“Tibby, on her own, has found this home in Oregon with the help of her grandmother,” Dave said. “She has amazed us.”

While she has been at the City of Refuge, Tibby has attended Opportunity School to stay up with her high school class work. Most, if not all, of the younger girls who come to the City will be attending school.

A third girl at the City of Refuge took part in the passing of a baton of sorts from mother to mother on Wednesday.

Tiffany Williams, 16, bestowed her 11-day-old baby to a couple who had been trying to have a child of their own for 14 years.

Rob and Lori Dupriest from Loyalton, Calif. were beside themselves with joy at the prospect of taking home their 7-pound, 8-ounce miracle.

“For the last 13 years we have been undergoing some sort of infertility procedure,” Lori said as she gazed at her new daughter sleeping peacefully in Diane Gamble’s arms.

Brooke Taylor Dupriest’s nursery had been ready for months.

Lori, 32, and her husband Rob, 39, had come in contact with the City of Refuge by sending out letters during the last two years to anyone who might be able to help them find a baby to adopt.

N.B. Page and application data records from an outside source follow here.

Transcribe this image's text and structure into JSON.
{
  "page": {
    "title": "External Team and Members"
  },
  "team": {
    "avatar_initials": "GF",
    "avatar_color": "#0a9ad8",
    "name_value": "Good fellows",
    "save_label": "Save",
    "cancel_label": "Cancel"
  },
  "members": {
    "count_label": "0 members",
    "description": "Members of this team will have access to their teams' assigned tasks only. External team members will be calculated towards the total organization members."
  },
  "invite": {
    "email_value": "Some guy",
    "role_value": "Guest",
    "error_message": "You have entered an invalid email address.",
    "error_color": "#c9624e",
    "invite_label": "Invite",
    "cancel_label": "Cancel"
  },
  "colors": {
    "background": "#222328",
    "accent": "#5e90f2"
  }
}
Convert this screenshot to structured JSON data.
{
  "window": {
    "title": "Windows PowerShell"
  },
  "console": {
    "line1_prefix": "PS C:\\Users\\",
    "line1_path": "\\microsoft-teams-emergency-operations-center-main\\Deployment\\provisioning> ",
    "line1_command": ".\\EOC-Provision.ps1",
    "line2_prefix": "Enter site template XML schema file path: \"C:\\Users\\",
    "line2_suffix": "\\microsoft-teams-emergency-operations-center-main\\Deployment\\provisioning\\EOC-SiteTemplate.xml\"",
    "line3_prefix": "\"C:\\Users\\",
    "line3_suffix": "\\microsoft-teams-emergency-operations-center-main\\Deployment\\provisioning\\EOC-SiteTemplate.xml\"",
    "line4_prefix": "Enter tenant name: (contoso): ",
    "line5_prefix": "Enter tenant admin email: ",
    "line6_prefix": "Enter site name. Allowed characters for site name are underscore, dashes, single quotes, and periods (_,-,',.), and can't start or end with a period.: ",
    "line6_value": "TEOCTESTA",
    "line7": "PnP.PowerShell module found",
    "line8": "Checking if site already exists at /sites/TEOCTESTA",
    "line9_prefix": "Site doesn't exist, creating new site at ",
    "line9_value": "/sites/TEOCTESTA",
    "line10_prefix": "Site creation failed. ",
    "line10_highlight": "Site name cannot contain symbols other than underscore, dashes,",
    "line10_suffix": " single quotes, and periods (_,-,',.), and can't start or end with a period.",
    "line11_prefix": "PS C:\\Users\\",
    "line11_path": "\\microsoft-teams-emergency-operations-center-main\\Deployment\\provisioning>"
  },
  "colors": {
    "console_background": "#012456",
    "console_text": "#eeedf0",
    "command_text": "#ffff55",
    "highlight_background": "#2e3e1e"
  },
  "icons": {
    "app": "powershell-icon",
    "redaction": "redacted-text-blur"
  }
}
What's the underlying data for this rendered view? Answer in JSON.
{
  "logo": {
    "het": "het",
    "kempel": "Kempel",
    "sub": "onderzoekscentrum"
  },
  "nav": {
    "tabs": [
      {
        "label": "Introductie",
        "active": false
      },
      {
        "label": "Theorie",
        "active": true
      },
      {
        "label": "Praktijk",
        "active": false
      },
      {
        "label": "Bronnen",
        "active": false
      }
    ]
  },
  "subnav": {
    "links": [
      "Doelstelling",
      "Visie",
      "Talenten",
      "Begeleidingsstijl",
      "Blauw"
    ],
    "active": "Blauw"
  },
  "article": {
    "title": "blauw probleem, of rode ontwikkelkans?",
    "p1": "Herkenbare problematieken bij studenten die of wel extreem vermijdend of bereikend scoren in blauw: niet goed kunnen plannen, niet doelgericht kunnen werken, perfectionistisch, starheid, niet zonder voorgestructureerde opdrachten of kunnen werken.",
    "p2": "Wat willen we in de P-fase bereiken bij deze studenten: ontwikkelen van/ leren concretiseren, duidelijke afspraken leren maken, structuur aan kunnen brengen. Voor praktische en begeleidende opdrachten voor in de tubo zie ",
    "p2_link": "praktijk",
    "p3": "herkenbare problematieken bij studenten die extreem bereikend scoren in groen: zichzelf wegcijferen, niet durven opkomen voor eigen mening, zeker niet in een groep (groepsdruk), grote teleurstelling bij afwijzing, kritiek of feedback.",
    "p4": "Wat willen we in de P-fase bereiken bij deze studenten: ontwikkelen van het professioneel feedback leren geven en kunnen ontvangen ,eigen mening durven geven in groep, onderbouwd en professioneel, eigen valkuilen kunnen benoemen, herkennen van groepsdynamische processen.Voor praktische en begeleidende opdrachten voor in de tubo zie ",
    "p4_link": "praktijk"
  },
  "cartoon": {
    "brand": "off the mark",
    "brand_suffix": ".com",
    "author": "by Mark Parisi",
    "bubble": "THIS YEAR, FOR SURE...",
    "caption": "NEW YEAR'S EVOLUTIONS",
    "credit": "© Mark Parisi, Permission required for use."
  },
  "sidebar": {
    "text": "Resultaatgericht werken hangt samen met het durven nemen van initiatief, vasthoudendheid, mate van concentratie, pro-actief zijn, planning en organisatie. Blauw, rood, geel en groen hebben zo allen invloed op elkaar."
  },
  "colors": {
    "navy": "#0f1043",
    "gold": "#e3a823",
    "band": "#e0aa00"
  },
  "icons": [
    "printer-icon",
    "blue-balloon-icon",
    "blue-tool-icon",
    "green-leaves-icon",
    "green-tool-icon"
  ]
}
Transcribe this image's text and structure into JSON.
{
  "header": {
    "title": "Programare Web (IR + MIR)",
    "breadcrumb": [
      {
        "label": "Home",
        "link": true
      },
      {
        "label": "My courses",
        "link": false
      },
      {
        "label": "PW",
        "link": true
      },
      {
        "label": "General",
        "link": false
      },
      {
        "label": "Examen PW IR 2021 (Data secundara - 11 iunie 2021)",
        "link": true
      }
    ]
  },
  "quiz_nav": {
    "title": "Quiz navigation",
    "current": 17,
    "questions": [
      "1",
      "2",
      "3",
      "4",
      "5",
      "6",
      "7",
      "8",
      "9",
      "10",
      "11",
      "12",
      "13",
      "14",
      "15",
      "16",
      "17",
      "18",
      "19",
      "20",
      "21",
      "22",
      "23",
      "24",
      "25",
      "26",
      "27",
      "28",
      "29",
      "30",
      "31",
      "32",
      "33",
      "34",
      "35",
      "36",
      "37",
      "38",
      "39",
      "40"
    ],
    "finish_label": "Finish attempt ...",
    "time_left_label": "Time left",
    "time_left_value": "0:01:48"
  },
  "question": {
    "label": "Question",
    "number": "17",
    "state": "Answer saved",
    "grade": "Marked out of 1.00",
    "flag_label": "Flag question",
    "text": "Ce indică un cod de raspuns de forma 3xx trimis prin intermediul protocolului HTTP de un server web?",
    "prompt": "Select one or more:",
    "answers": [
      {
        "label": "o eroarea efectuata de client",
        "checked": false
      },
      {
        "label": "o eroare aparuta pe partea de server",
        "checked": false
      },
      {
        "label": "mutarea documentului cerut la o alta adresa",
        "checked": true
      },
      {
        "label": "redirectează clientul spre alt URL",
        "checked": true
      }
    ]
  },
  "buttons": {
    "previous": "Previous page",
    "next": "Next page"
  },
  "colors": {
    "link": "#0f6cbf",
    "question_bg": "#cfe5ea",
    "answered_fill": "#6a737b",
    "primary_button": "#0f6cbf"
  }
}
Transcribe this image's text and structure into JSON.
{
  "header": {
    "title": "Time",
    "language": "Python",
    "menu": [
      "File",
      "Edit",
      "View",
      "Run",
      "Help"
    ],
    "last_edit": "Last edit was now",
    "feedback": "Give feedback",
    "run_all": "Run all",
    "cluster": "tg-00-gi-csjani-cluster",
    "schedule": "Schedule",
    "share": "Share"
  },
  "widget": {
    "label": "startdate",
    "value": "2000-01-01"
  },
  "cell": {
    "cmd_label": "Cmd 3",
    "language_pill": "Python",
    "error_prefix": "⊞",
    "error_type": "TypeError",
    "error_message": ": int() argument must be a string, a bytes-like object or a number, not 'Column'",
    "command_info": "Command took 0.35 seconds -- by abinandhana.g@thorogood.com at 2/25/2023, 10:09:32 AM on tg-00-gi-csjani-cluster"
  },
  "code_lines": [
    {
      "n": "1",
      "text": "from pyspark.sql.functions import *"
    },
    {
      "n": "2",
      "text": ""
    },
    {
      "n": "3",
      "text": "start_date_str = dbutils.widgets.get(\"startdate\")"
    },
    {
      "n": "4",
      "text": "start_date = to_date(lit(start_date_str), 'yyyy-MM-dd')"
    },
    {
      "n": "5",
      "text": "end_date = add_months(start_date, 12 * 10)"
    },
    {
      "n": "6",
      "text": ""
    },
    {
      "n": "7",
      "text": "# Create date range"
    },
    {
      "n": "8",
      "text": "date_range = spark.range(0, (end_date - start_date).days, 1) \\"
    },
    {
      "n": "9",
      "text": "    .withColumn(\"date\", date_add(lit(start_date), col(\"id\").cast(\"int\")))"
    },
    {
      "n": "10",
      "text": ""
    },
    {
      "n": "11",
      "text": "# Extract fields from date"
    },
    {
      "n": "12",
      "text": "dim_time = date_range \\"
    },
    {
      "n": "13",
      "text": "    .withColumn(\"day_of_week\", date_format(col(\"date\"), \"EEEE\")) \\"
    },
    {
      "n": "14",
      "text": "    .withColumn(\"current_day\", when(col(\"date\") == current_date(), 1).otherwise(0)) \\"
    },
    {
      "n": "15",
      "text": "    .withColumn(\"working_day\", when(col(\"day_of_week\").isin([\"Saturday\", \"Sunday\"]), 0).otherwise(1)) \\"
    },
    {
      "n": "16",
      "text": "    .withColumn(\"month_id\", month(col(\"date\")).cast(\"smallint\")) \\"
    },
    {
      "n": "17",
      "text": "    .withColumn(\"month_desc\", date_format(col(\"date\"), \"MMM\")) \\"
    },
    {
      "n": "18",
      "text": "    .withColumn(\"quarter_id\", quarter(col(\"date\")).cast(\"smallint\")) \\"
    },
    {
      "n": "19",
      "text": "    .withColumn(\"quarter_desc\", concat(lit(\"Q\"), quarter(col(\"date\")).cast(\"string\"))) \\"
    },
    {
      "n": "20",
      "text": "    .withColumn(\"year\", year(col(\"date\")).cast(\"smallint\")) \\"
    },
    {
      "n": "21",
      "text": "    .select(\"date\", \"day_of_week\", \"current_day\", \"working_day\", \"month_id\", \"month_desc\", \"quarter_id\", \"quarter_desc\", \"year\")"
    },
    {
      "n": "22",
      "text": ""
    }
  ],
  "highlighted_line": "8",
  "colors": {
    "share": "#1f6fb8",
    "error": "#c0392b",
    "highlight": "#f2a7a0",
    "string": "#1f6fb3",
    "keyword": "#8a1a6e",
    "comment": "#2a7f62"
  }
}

“A lot of it was word-of-mouth and networking,” Rob said. “We tried everything. Eventually our letter came here.”

Meanwhile, months ago, as the Dupriests were desperately searching for a baby, Tiffany found herself in trouble with the law and pregnant in Carson City. Now a high school junior, she, too, was referred to the City of Refuge by her probation officer, June James.

Tiffany did not want an abortion. She knew that for sure. After deciding that adoption was the best thing for her baby – and for her future, too – Tiffany was allowed to select the parents for her child.

“I talked to one other couple, but I liked these guys right away,” she said.

After meeting in December, the birth mother and adoptive parents got to know each other, had outings together, and last month Lori came to live at the home.

The resemblance between the two moms is noticeable, which Diane said is one of the reasons the pairing between Lori and Tiffany was so special. Wednesday afternoon, the Dupriest family – all three of them – set out for home.

“There are 1,100 people in Loyalton, and 400 of them are going to be on our front lawn when we get there,” Rob said. They were anxious to go, yet the break was obviously hard for everyone. At one time or another, each person there cried.

Gamble said he has been very careful to separate his work as an attorney and judge from the workings of the City of Refuge.

Also on the board of directors and co-founders of the home, are Minden attorney J.D. Sullivan and his wife Christine.

The home is set up as a non-profit organization and no one owns it and never will. No money changes hands. The mothers stay free. Adoption is free. Funding is through grants, donations and a variety of small sources.

“The girls and women who come here definitely need us,” Gamble said. “If they had other resources and support systems, they wouldn’t come here. We make them do chores and educate themselves and hope that we send them away better off than they came in.”